» **Work to be completed**: With the images removed, return every line below exactly as it reads.

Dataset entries
==========
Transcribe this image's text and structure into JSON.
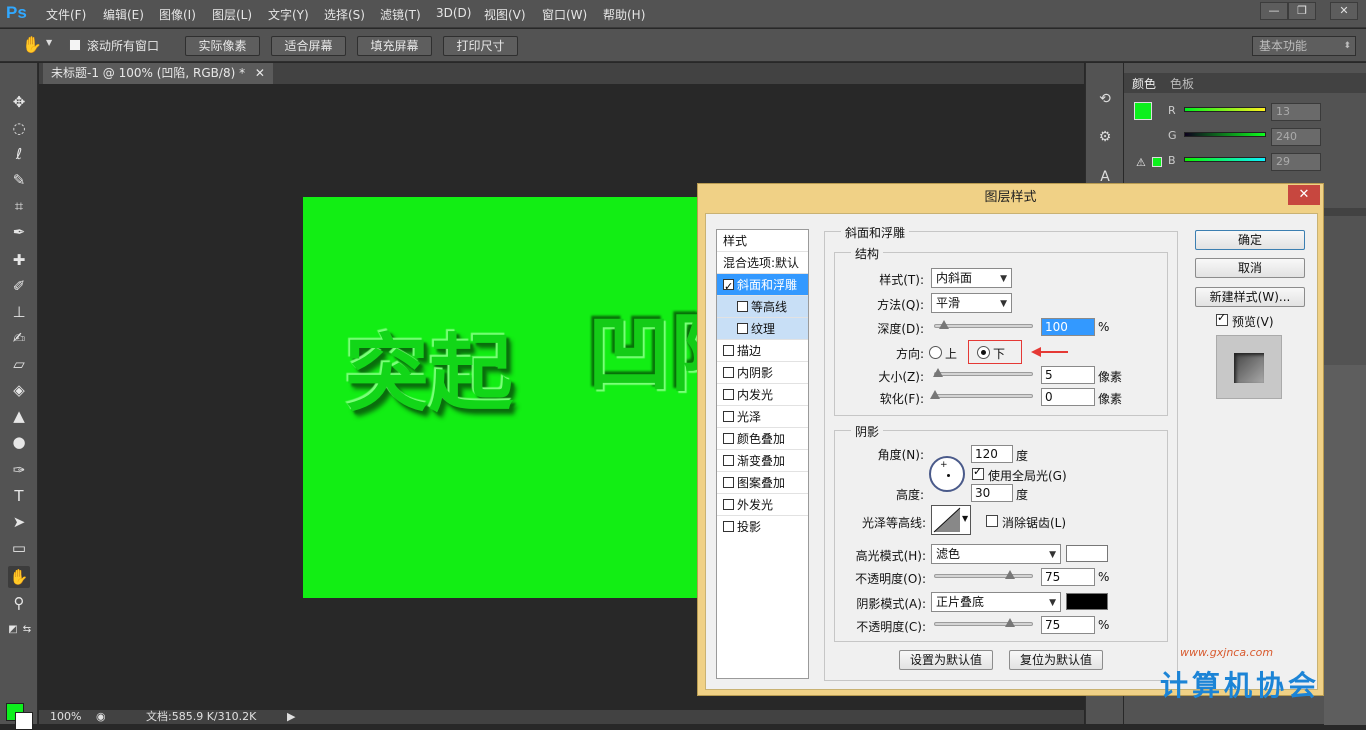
{
  "app": {
    "logo": "Ps"
  },
  "menu": [
    "文件(F)",
    "编辑(E)",
    "图像(I)",
    "图层(L)",
    "文字(Y)",
    "选择(S)",
    "滤镜(T)",
    "3D(D)",
    "视图(V)",
    "窗口(W)",
    "帮助(H)"
  ],
  "options": {
    "scroll_all_label": "滚动所有窗口",
    "actual_pixels": "实际像素",
    "fit_screen": "适合屏幕",
    "fill_screen": "填充屏幕",
    "print_size": "打印尺寸",
    "workspace": "基本功能"
  },
  "document": {
    "tab_title": "未标题-1 @ 100% (凹陷, RGB/8) *",
    "raised_text": "突起",
    "sunken_text": "凹陷",
    "zoom": "100%",
    "doc_size": "文档:585.9 K/310.2K",
    "canvas_color": "#12ee14"
  },
  "color_panel": {
    "tabs": [
      "颜色",
      "色板"
    ],
    "r_label": "R",
    "g_label": "G",
    "b_label": "B",
    "r": "13",
    "g": "240",
    "b": "29",
    "fg_color": "#0df01d",
    "bg_color": "#ffffff"
  },
  "dialog": {
    "title": "图层样式",
    "close": "✕",
    "styles_header": "样式",
    "blend_options": "混合选项:默认",
    "style_items": [
      {
        "label": "斜面和浮雕",
        "checked": true
      },
      {
        "label": "等高线",
        "checked": false
      },
      {
        "label": "纹理",
        "checked": false
      },
      {
        "label": "描边",
        "checked": false
      },
      {
        "label": "内阴影",
        "checked": false
      },
      {
        "label": "内发光",
        "checked": false
      },
      {
        "label": "光泽",
        "checked": false
      },
      {
        "label": "颜色叠加",
        "checked": false
      },
      {
        "label": "渐变叠加",
        "checked": false
      },
      {
        "label": "图案叠加",
        "checked": false
      },
      {
        "label": "外发光",
        "checked": false
      },
      {
        "label": "投影",
        "checked": false
      }
    ],
    "bevel_title": "斜面和浮雕",
    "structure_title": "结构",
    "style_label": "样式(T):",
    "style_value": "内斜面",
    "technique_label": "方法(Q):",
    "technique_value": "平滑",
    "depth_label": "深度(D):",
    "depth_value": "100",
    "percent": "%",
    "direction_label": "方向:",
    "dir_up": "上",
    "dir_down": "下",
    "size_label": "大小(Z):",
    "size_value": "5",
    "soften_label": "软化(F):",
    "soften_value": "0",
    "pixels": "像素",
    "shading_title": "阴影",
    "angle_label": "角度(N):",
    "angle_value": "120",
    "degree": "度",
    "global_light": "使用全局光(G)",
    "altitude_label": "高度:",
    "altitude_value": "30",
    "gloss_label": "光泽等高线:",
    "anti_alias": "消除锯齿(L)",
    "highlight_mode_label": "高光模式(H):",
    "highlight_mode": "滤色",
    "highlight_opacity_label": "不透明度(O):",
    "highlight_opacity": "75",
    "shadow_mode_label": "阴影模式(A):",
    "shadow_mode": "正片叠底",
    "shadow_opacity_label": "不透明度(C):",
    "shadow_opacity": "75",
    "make_default": "设置为默认值",
    "reset_default": "复位为默认值",
    "ok": "确定",
    "cancel": "取消",
    "new_style": "新建样式(W)...",
    "preview": "预览(V)",
    "highlight_color": "#ffffff",
    "shadow_color": "#000000"
  },
  "watermark": {
    "text": "计算机协会",
    "url": "www.gxjnca.com"
  }
}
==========
» **Answer box**:
Transcribe this image's text and structure into JSON.
{
  "app": {
    "logo": "Ps"
  },
  "menu": [
    "文件(F)",
    "编辑(E)",
    "图像(I)",
    "图层(L)",
    "文字(Y)",
    "选择(S)",
    "滤镜(T)",
    "3D(D)",
    "视图(V)",
    "窗口(W)",
    "帮助(H)"
  ],
  "options": {
    "scroll_all_label": "滚动所有窗口",
    "actual_pixels": "实际像素",
    "fit_screen": "适合屏幕",
    "fill_screen": "填充屏幕",
    "print_size": "打印尺寸",
    "workspace": "基本功能"
  },
  "document": {
    "tab_title": "未标题-1 @ 100% (凹陷, RGB/8) *",
    "raised_text": "突起",
    "sunken_text": "凹陷",
    "zoom": "100%",
    "doc_size": "文档:585.9 K/310.2K",
    "canvas_color": "#12ee14"
  },
  "color_panel": {
    "tabs": [
      "颜色",
      "色板"
    ],
    "r_label": "R",
    "g_label": "G",
    "b_label": "B",
    "r": "13",
    "g": "240",
    "b": "29",
    "fg_color": "#0df01d",
    "bg_color": "#ffffff"
  },
  "dialog": {
    "title": "图层样式",
    "close": "✕",
    "styles_header": "样式",
    "blend_options": "混合选项:默认",
    "style_items": [
      {
        "label": "斜面和浮雕",
        "checked": true
      },
      {
        "label": "等高线",
        "checked": false
      },
      {
        "label": "纹理",
        "checked": false
      },
      {
        "label": "描边",
        "checked": false
      },
      {
        "label": "内阴影",
        "checked": false
      },
      {
        "label": "内发光",
        "checked": false
      },
      {
        "label": "光泽",
        "checked": false
      },
      {
        "label": "颜色叠加",
        "checked": false
      },
      {
        "label": "渐变叠加",
        "checked": false
      },
      {
        "label": "图案叠加",
        "checked": false
      },
      {
        "label": "外发光",
        "checked": false
      },
      {
        "label": "投影",
        "checked": false
      }
    ],
    "bevel_title": "斜面和浮雕",
    "structure_title": "结构",
    "style_label": "样式(T):",
    "style_value": "内斜面",
    "technique_label": "方法(Q):",
    "technique_value": "平滑",
    "depth_label": "深度(D):",
    "depth_value": "100",
    "percent": "%",
    "direction_label": "方向:",
    "dir_up": "上",
    "dir_down": "下",
    "size_label": "大小(Z):",
    "size_value": "5",
    "soften_label": "软化(F):",
    "soften_value": "0",
    "pixels": "像素",
    "shading_title": "阴影",
    "angle_label": "角度(N):",
    "angle_value": "120",
    "degree": "度",
    "global_light": "使用全局光(G)",
    "altitude_label": "高度:",
    "altitude_value": "30",
    "gloss_label": "光泽等高线:",
    "anti_alias": "消除锯齿(L)",
    "highlight_mode_label": "高光模式(H):",
    "highlight_mode": "滤色",
    "highlight_opacity_label": "不透明度(O):",
    "highlight_opacity": "75",
    "shadow_mode_label": "阴影模式(A):",
    "shadow_mode": "正片叠底",
    "shadow_opacity_label": "不透明度(C):",
    "shadow_opacity": "75",
    "make_default": "设置为默认值",
    "reset_default": "复位为默认值",
    "ok": "确定",
    "cancel": "取消",
    "new_style": "新建样式(W)...",
    "preview": "预览(V)",
    "highlight_color": "#ffffff",
    "shadow_color": "#000000"
  },
  "watermark": {
    "text": "计算机协会",
    "url": "www.gxjnca.com"
  }
}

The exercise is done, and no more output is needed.